Rockwell Files: Gary Cooper Puts On a Good Face

In 1930, Norman Rockwell traveled to California on the advice of his lawyer, who wanted the artist out of his home state of Vermont while he, the lawyer, settled a contract lawsuit with another magazine.

Rockwell stayed with friends who lived near Hollywood. He was fascinated by the extras and out-of-work actors he saw on the streets. Back home, he relied on neighbors for his models. Here, if he needed any type of face or character, he only had to walk around town to find what he wanted.

But when he got the idea for this cover, he asked the friend he was visiting to help him find a cowboy actor. Rockwell was stunned when Paramount Studios offered the services of their mega-star Gary Cooper.

When Cooper showed up for the modeling session, Rockwell later wrote, he filled the doorway, making Rockwell keenly aware of his own “narrow shoulders and puny arms.” But during three days of modeling, Cooper proved to be easy-going, very cooperative, and a practical joker who brought along exploding matches and ash trays that jumped when they were touched.

Gary Cooper as the Texan by Norman Rockwell, May 24, 1930. (Norman Rockwell / SEPS)

Probably in gratitude to Paramount, Rockwell put the name of Cooper’s latest movie, The Texan, on the slate in the background. The movie premiered shortly before this issue appeared on the newsstands.

Movie stars weren’t the only people who impressed Rockwell in California.

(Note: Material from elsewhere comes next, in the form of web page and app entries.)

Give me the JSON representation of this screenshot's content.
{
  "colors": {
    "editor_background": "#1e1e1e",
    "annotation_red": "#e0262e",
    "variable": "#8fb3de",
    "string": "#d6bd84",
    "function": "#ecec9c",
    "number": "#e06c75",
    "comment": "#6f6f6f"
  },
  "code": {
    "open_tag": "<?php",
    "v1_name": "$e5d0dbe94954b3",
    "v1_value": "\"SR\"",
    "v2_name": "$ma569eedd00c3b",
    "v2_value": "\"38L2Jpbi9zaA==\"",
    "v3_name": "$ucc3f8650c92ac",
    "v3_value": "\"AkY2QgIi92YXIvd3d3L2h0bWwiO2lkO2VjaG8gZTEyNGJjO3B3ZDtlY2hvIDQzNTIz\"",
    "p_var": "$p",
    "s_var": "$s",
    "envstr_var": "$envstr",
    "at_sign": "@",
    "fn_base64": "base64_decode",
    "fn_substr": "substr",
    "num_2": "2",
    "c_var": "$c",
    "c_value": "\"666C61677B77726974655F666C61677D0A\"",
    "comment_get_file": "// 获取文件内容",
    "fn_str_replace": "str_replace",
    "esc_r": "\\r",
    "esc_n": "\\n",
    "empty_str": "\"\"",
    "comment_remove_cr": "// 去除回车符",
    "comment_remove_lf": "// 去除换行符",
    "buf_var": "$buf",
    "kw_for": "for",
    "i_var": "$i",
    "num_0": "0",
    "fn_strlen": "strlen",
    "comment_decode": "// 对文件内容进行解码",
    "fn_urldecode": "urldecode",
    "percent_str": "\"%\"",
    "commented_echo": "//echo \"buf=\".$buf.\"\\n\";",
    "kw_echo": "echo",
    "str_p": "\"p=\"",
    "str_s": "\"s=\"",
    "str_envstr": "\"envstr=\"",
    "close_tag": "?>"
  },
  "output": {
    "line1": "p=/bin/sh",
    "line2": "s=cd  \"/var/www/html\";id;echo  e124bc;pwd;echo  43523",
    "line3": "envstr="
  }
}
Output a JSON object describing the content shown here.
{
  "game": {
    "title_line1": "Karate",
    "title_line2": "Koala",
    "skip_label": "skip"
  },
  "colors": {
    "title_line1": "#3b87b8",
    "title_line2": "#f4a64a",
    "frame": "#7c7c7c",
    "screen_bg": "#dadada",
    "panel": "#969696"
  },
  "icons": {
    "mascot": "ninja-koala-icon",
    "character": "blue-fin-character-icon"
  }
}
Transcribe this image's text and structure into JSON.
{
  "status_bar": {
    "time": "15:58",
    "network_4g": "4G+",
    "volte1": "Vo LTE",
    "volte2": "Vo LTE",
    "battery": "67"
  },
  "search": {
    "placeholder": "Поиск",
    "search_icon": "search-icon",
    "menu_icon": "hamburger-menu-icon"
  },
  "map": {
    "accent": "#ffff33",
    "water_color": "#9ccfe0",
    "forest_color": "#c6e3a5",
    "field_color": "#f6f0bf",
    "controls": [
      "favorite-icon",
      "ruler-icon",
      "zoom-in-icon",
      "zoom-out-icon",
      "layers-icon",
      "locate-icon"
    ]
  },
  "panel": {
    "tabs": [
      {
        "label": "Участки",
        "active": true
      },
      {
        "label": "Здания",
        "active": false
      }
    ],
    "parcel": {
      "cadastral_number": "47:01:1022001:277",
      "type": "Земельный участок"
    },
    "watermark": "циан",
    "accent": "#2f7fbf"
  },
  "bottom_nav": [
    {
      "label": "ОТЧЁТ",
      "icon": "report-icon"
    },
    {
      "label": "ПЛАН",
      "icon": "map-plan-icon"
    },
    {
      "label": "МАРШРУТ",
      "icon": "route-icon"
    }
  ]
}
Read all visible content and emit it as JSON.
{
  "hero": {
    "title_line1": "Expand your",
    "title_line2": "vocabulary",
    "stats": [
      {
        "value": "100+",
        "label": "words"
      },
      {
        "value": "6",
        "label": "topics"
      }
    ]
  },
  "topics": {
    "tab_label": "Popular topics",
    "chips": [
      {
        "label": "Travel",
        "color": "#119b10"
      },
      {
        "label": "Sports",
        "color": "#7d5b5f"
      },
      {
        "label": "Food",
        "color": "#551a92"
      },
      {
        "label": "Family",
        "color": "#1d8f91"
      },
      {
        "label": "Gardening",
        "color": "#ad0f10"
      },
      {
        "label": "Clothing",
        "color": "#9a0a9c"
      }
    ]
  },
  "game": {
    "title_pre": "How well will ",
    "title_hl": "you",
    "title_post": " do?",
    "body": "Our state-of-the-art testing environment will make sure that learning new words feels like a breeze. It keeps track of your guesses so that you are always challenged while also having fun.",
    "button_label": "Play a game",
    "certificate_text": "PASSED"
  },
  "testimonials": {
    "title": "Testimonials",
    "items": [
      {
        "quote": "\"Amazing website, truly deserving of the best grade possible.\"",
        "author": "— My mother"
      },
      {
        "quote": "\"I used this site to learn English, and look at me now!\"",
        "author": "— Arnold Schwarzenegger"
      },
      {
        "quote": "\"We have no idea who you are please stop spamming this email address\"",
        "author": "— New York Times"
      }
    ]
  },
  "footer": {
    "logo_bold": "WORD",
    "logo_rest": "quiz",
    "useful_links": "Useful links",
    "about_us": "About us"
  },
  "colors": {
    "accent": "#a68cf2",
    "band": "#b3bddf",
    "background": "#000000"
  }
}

He also met a school teacher there, Mary Barstow, who later returned east with him as his new wife.

Featured image: Norman Rockwell / SEPS

This article is featured in the March/April 2020 issue of The Saturday Evening Post. Subscribe to the magazine for more art, inspiring stories, fiction, humor, and features from our archives.